» **Work instructions**
For each line below with the word "title", write out a copy.

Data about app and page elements

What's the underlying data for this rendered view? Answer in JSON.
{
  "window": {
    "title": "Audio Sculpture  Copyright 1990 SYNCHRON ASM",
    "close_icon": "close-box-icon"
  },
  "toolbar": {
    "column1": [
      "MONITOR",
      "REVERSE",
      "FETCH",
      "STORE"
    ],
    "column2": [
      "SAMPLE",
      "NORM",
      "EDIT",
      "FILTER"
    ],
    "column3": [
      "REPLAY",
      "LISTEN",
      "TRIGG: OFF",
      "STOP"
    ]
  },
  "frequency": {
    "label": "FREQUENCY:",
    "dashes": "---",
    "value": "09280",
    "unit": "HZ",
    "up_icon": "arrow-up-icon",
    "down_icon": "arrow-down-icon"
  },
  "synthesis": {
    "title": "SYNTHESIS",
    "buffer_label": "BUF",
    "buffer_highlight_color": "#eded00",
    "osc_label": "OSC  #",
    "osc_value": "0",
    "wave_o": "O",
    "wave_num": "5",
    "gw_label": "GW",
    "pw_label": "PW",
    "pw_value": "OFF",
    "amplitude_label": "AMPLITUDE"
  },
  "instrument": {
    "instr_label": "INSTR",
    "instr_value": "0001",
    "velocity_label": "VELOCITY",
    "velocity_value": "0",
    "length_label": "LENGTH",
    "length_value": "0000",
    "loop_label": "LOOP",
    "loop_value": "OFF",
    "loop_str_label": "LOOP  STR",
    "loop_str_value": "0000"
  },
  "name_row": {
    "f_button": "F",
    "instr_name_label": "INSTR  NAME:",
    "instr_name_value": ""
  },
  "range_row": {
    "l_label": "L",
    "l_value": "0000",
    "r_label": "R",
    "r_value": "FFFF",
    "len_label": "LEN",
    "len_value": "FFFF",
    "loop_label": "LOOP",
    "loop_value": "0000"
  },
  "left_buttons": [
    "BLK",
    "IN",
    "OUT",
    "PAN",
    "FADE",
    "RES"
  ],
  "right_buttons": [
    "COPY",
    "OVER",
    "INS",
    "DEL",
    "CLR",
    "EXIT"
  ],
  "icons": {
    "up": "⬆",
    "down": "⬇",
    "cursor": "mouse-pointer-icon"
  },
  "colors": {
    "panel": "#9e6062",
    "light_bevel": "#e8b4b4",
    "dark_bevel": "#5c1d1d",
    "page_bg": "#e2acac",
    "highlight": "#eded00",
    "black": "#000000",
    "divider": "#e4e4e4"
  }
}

» **Reply**
    "title": "Audio Sculpture  Copyright 1990 SYNCHRON ASM",
    "title": "SYNTHESIS",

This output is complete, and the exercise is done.